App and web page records
>>>

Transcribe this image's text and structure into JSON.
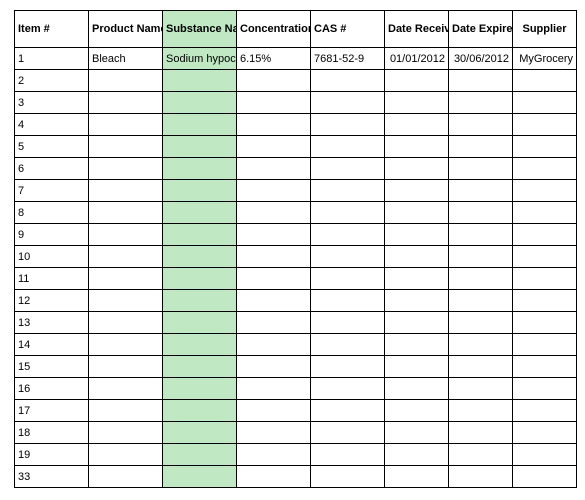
{
  "colors": {
    "highlight": "#bfe8c3"
  },
  "columns": [
    {
      "label": "Item #",
      "align": "left"
    },
    {
      "label": "Product Name",
      "align": "left"
    },
    {
      "label": "Substance Name",
      "align": "left",
      "highlight": true
    },
    {
      "label": "Concentration",
      "align": "left"
    },
    {
      "label": "CAS #",
      "align": "left"
    },
    {
      "label": "Date Received",
      "align": "center"
    },
    {
      "label": "Date Expired",
      "align": "center"
    },
    {
      "label": "Supplier",
      "align": "center"
    }
  ],
  "rows": [
    {
      "item": "1",
      "product": "Bleach",
      "substance": "Sodium hypochlorite",
      "concentration": "6.15%",
      "cas": "7681-52-9",
      "received": "01/01/2012",
      "expired": "30/06/2012",
      "supplier": "MyGrocery"
    },
    {
      "item": "2",
      "product": "",
      "substance": "",
      "concentration": "",
      "cas": "",
      "received": "",
      "expired": "",
      "supplier": ""
    },
    {
      "item": "3",
      "product": "",
      "substance": "",
      "concentration": "",
      "cas": "",
      "received": "",
      "expired": "",
      "supplier": ""
    },
    {
      "item": "4",
      "product": "",
      "substance": "",
      "concentration": "",
      "cas": "",
      "received": "",
      "expired": "",
      "supplier": ""
    },
    {
      "item": "5",
      "product": "",
      "substance": "",
      "concentration": "",
      "cas": "",
      "received": "",
      "expired": "",
      "supplier": ""
    },
    {
      "item": "6",
      "product": "",
      "substance": "",
      "concentration": "",
      "cas": "",
      "received": "",
      "expired": "",
      "supplier": ""
    },
    {
      "item": "7",
      "product": "",
      "substance": "",
      "concentration": "",
      "cas": "",
      "received": "",
      "expired": "",
      "supplier": ""
    },
    {
      "item": "8",
      "product": "",
      "substance": "",
      "concentration": "",
      "cas": "",
      "received": "",
      "expired": "",
      "supplier": ""
    },
    {
      "item": "9",
      "product": "",
      "substance": "",
      "concentration": "",
      "cas": "",
      "received": "",
      "expired": "",
      "supplier": ""
    },
    {
      "item": "10",
      "product": "",
      "substance": "",
      "concentration": "",
      "cas": "",
      "received": "",
      "expired": "",
      "supplier": ""
    },
    {
      "item": "11",
      "product": "",
      "substance": "",
      "concentration": "",
      "cas": "",
      "received": "",
      "expired": "",
      "supplier": ""
    },
    {
      "item": "12",
      "product": "",
      "substance": "",
      "concentration": "",
      "cas": "",
      "received": "",
      "expired": "",
      "supplier": ""
    },
    {
      "item": "13",
      "product": "",
      "substance": "",
      "concentration": "",
      "cas": "",
      "received": "",
      "expired": "",
      "supplier": ""
    },
    {
      "item": "14",
      "product": "",
      "substance": "",
      "concentration": "",
      "cas": "",
      "received": "",
      "expired": "",
      "supplier": ""
    },
    {
      "item": "15",
      "product": "",
      "substance": "",
      "concentration": "",
      "cas": "",
      "received": "",
      "expired": "",
      "supplier": ""
    },
    {
      "item": "16",
      "product": "",
      "substance": "",
      "concentration": "",
      "cas": "",
      "received": "",
      "expired": "",
      "supplier": ""
    },
    {
      "item": "17",
      "product": "",
      "substance": "",
      "concentration": "",
      "cas": "",
      "received": "",
      "expired": "",
      "supplier": ""
    },
    {
      "item": "18",
      "product": "",
      "substance": "",
      "concentration": "",
      "cas": "",
      "received": "",
      "expired": "",
      "supplier": ""
    },
    {
      "item": "19",
      "product": "",
      "substance": "",
      "concentration": "",
      "cas": "",
      "received": "",
      "expired": "",
      "supplier": ""
    },
    {
      "item": "33",
      "product": "",
      "substance": "",
      "concentration": "",
      "cas": "",
      "received": "",
      "expired": "",
      "supplier": ""
    }
  ]
}
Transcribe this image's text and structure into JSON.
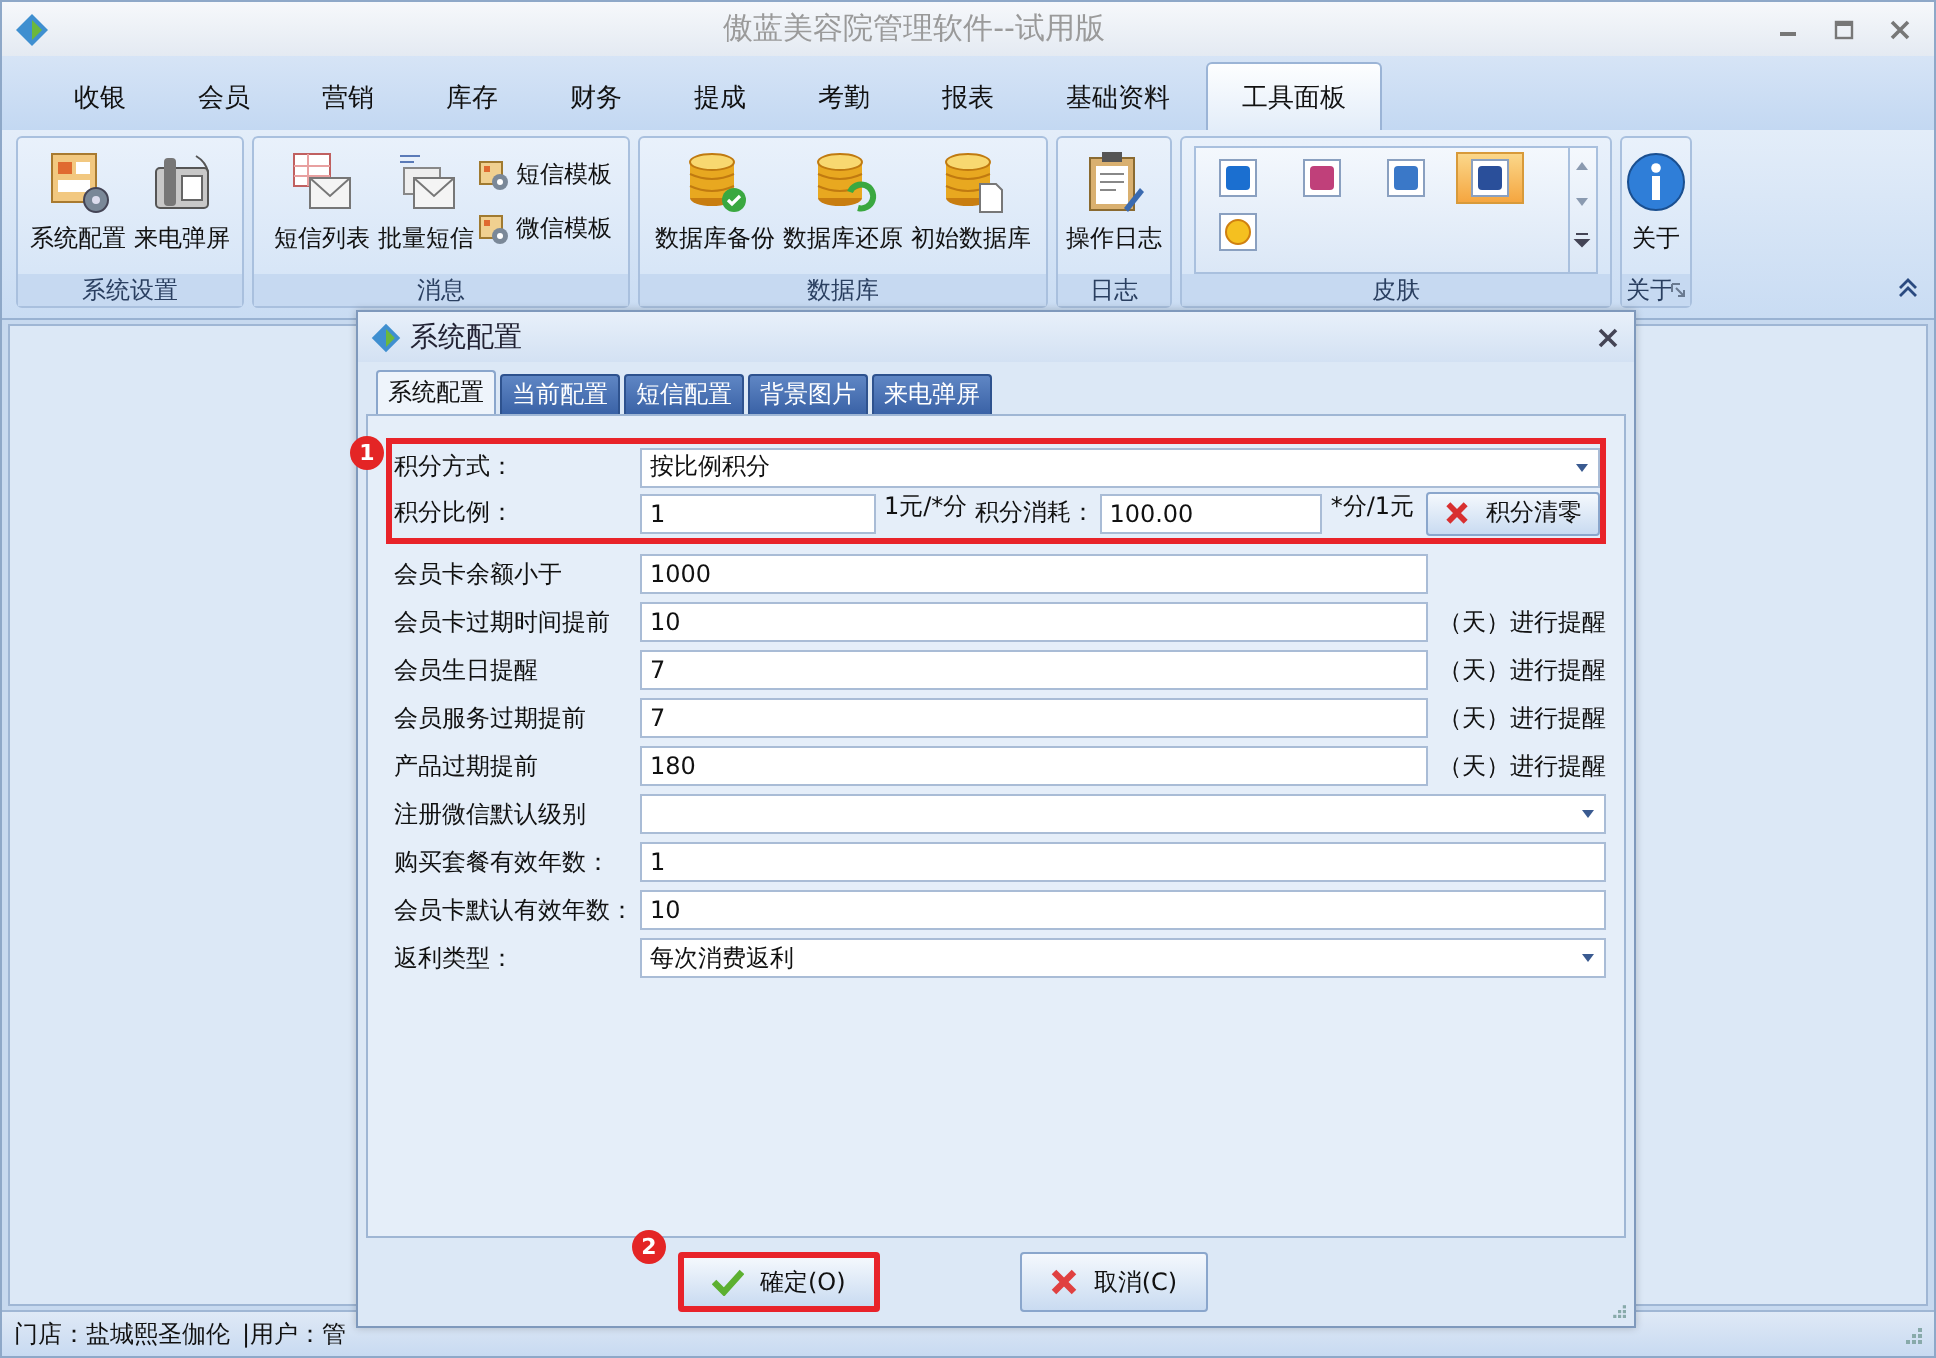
{
  "window": {
    "title": "傲蓝美容院管理软件--试用版"
  },
  "tabs": [
    {
      "label": "收银",
      "selected": false
    },
    {
      "label": "会员",
      "selected": false
    },
    {
      "label": "营销",
      "selected": false
    },
    {
      "label": "库存",
      "selected": false
    },
    {
      "label": "财务",
      "selected": false
    },
    {
      "label": "提成",
      "selected": false
    },
    {
      "label": "考勤",
      "selected": false
    },
    {
      "label": "报表",
      "selected": false
    },
    {
      "label": "基础资料",
      "selected": false
    },
    {
      "label": "工具面板",
      "selected": true
    }
  ],
  "ribbon": {
    "groups": [
      {
        "title": "系统设置",
        "kind": "plain",
        "items": [
          {
            "label": "系统配置",
            "kind": "large"
          },
          {
            "label": "来电弹屏",
            "kind": "large"
          }
        ]
      },
      {
        "title": "消息",
        "kind": "plain",
        "items": [
          {
            "label": "短信列表",
            "kind": "large"
          },
          {
            "label": "批量短信",
            "kind": "large"
          },
          {
            "label": "短信模板",
            "kind": "small"
          },
          {
            "label": "微信模板",
            "kind": "small"
          }
        ]
      },
      {
        "title": "数据库",
        "kind": "plain",
        "items": [
          {
            "label": "数据库备份",
            "kind": "large"
          },
          {
            "label": "数据库还原",
            "kind": "large"
          },
          {
            "label": "初始数据库",
            "kind": "large"
          }
        ]
      },
      {
        "title": "日志",
        "kind": "plain",
        "items": [
          {
            "label": "操作日志",
            "kind": "large"
          }
        ]
      },
      {
        "title": "皮肤",
        "kind": "gallery",
        "skins": [
          {
            "selected": false
          },
          {
            "selected": false
          },
          {
            "selected": false
          },
          {
            "selected": true
          },
          {
            "selected": false
          }
        ]
      },
      {
        "title": "关于",
        "kind": "plain",
        "launcher": true,
        "items": [
          {
            "label": "关于",
            "kind": "large"
          }
        ]
      }
    ]
  },
  "dialog": {
    "title": "系统配置",
    "tabs": [
      {
        "label": "系统配置",
        "selected": true
      },
      {
        "label": "当前配置",
        "selected": false
      },
      {
        "label": "短信配置",
        "selected": false
      },
      {
        "label": "背景图片",
        "selected": false
      },
      {
        "label": "来电弹屏",
        "selected": false
      }
    ],
    "points": {
      "mode": {
        "label": "积分方式：",
        "value": "按比例积分"
      },
      "ratio": {
        "label": "积分比例：",
        "value": "1",
        "unit": "1元/*分"
      },
      "consume": {
        "label": "积分消耗：",
        "value": "100.00",
        "unit": "*分/1元"
      },
      "clear_button": "积分清零"
    },
    "fields": [
      {
        "kind": "short",
        "label": "会员卡余额小于",
        "value": "1000"
      },
      {
        "kind": "short",
        "label": "会员卡过期时间提前",
        "value": "10",
        "suffix": "（天）进行提醒"
      },
      {
        "kind": "short",
        "label": "会员生日提醒",
        "value": "7",
        "suffix": "（天）进行提醒"
      },
      {
        "kind": "short",
        "label": "会员服务过期提前",
        "value": "7",
        "suffix": "（天）进行提醒"
      },
      {
        "kind": "short",
        "label": "产品过期提前",
        "value": "180",
        "suffix": "（天）进行提醒"
      },
      {
        "kind": "combo",
        "label": "注册微信默认级别"
      },
      {
        "kind": "long",
        "label": "购买套餐有效年数：",
        "value": "1"
      },
      {
        "kind": "long",
        "label": "会员卡默认有效年数：",
        "value": "10"
      },
      {
        "kind": "combo",
        "label": "返利类型：",
        "value": "每次消费返利"
      }
    ],
    "buttons": [
      {
        "label": "確定(O)",
        "kind": "ok",
        "highlighted": true
      },
      {
        "label": "取消(C)",
        "kind": "cancel",
        "highlighted": false
      }
    ]
  },
  "annotations": [
    {
      "label": "1"
    },
    {
      "label": "2"
    }
  ],
  "status_bar": {
    "store": "门店：盐城熙圣伽伦",
    "user": "|用户：管"
  }
}
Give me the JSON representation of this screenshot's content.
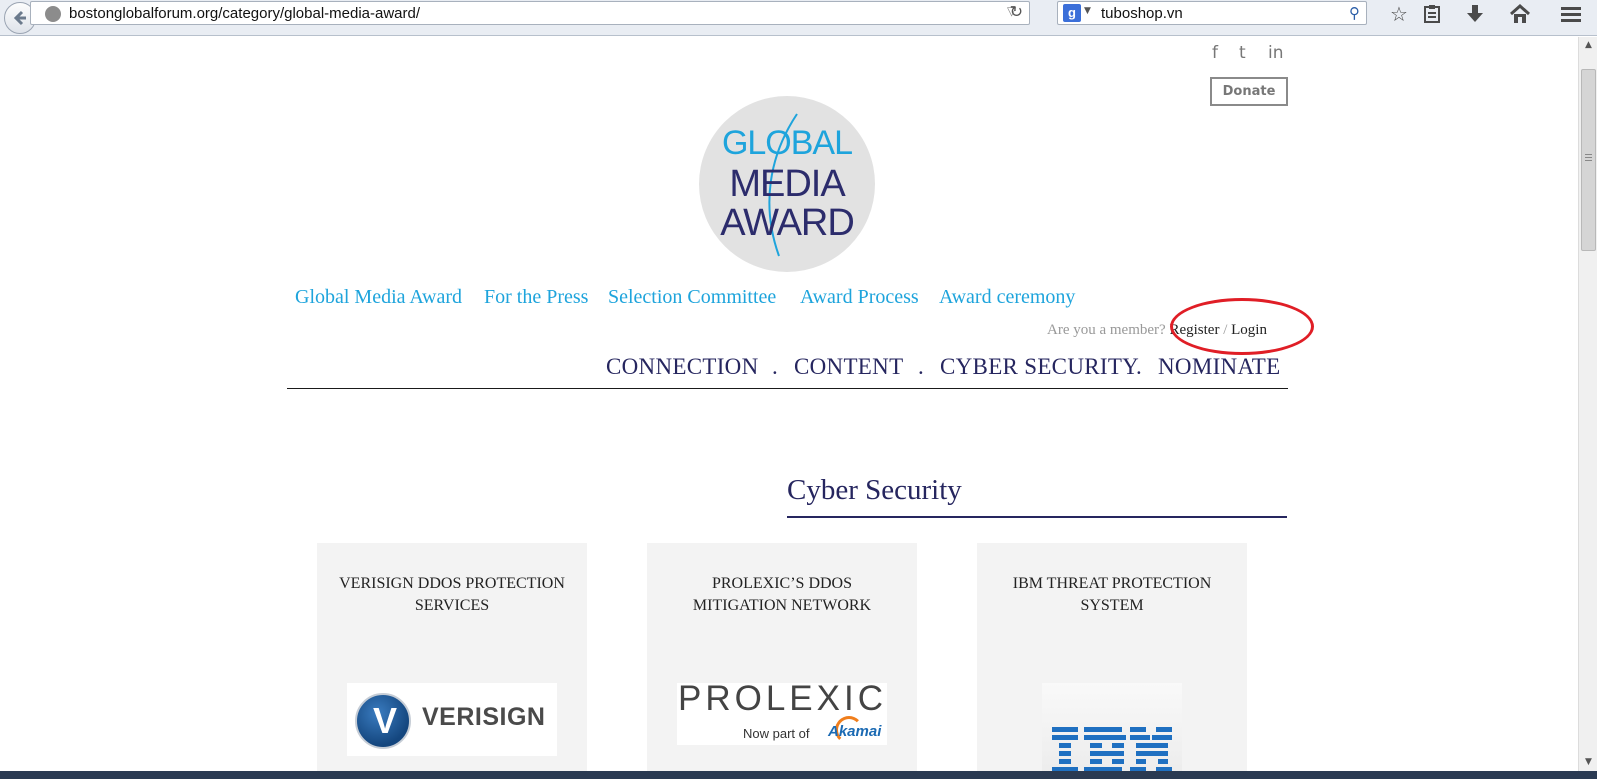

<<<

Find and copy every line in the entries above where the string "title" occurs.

== Answer to the exercise ==
    "title": "傲蓝美容院管理软件--试用版"
        "title": "系统设置",
        "title": "消息",
        "title": "数据库",
        "title": "日志",
        "title": "皮肤",
        "title": "关于",
    "title": "系统配置",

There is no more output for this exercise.